Exercise prompt:
Please filter the entries and return only the lines that include "toolbar".

Items from a dataset:
== Segment start ==
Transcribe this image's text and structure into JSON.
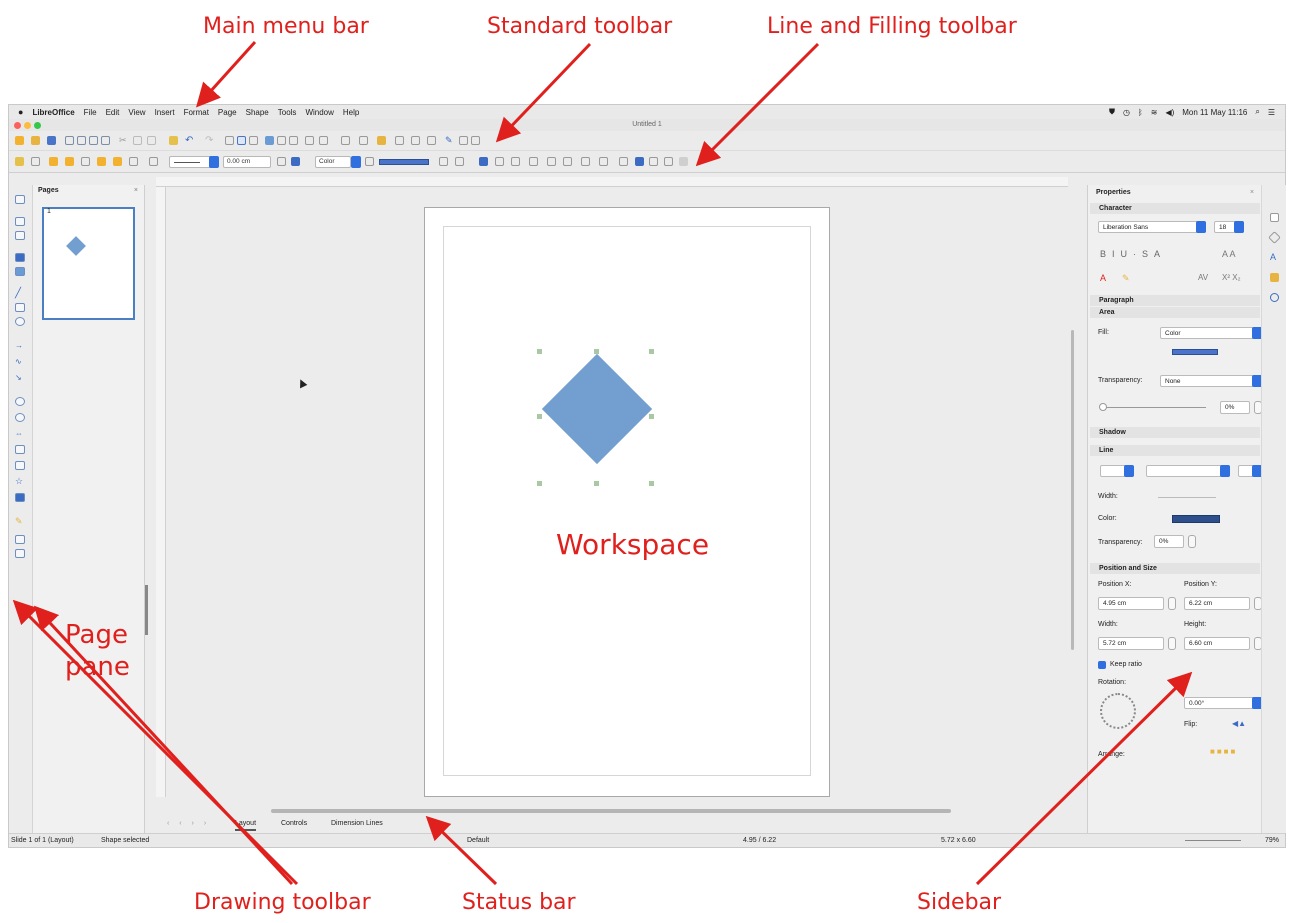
{
  "callouts": {
    "main_menu_bar": "Main menu bar",
    "standard_toolbar": "Standard toolbar",
    "line_filling_toolbar": "Line and Filling toolbar",
    "page_pane": "Page\npane",
    "workspace": "Workspace",
    "drawing_toolbar": "Drawing toolbar",
    "status_bar": "Status bar",
    "sidebar": "Sidebar"
  },
  "menu": {
    "app": "LibreOffice",
    "items": [
      "File",
      "Edit",
      "View",
      "Insert",
      "Format",
      "Page",
      "Shape",
      "Tools",
      "Window",
      "Help"
    ],
    "clock": "Mon 11 May 11:16"
  },
  "window_title": "Untitled 1",
  "toolbar": {
    "line_width": "0.00 cm",
    "fill_type": "Color"
  },
  "pages_pane": {
    "title": "Pages",
    "page_number": "1"
  },
  "tabs": [
    "Layout",
    "Controls",
    "Dimension Lines"
  ],
  "status": {
    "slide": "Slide 1 of 1 (Layout)",
    "selection": "Shape selected",
    "master": "Default",
    "position": "4.95 / 6.22",
    "size": "5.72 x 6.60",
    "zoom": "79%"
  },
  "sidebar": {
    "title": "Properties",
    "character": {
      "header": "Character",
      "font": "Liberation Sans",
      "size": "18"
    },
    "paragraph_header": "Paragraph",
    "area": {
      "header": "Area",
      "fill_label": "Fill:",
      "fill_value": "Color",
      "transparency_label": "Transparency:",
      "transparency_value": "None",
      "percent": "0%"
    },
    "shadow_header": "Shadow",
    "line": {
      "header": "Line",
      "width_label": "Width:",
      "color_label": "Color:",
      "transparency_label": "Transparency:",
      "transparency_value": "0%"
    },
    "position_size": {
      "header": "Position and Size",
      "pos_x_label": "Position X:",
      "pos_x": "4.95 cm",
      "pos_y_label": "Position Y:",
      "pos_y": "6.22 cm",
      "width_label": "Width:",
      "width": "5.72 cm",
      "height_label": "Height:",
      "height": "6.60 cm",
      "keep_ratio": "Keep ratio",
      "rotation_label": "Rotation:",
      "rotation": "0.00°",
      "flip_label": "Flip:",
      "arrange_label": "Arrange:"
    }
  },
  "colors": {
    "callout": "#e0201d",
    "shape_fill": "#729fcf",
    "accent": "#2f6fe0"
  }
}
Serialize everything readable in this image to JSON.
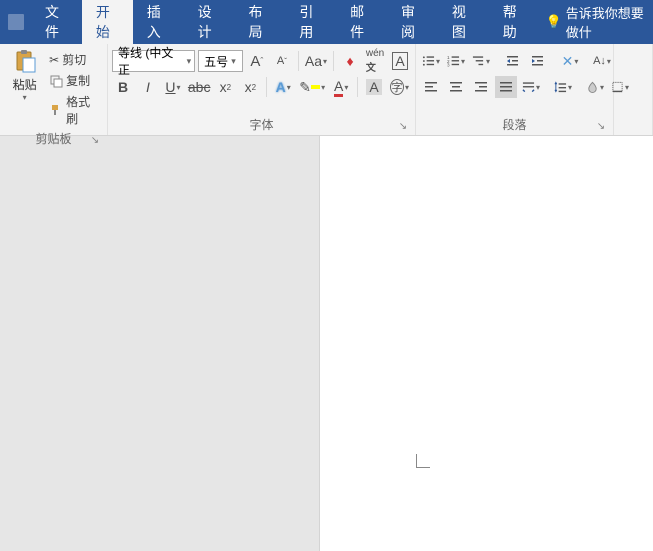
{
  "tabs": {
    "file": "文件",
    "home": "开始",
    "insert": "插入",
    "design": "设计",
    "layout": "布局",
    "references": "引用",
    "mail": "邮件",
    "review": "审阅",
    "view": "视图",
    "help": "帮助"
  },
  "tellme": "告诉我你想要做什",
  "clipboard": {
    "paste": "粘贴",
    "cut": "剪切",
    "copy": "复制",
    "formatpainter": "格式刷",
    "label": "剪贴板"
  },
  "font": {
    "family": "等线 (中文正",
    "size": "五号",
    "label": "字体"
  },
  "paragraph": {
    "label": "段落"
  }
}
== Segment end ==
Result for this exercise:
    "standard_toolbar": "Standard toolbar",
    "line_filling_toolbar": "Line and Filling toolbar",
    "drawing_toolbar": "Drawing toolbar",
  "toolbar": {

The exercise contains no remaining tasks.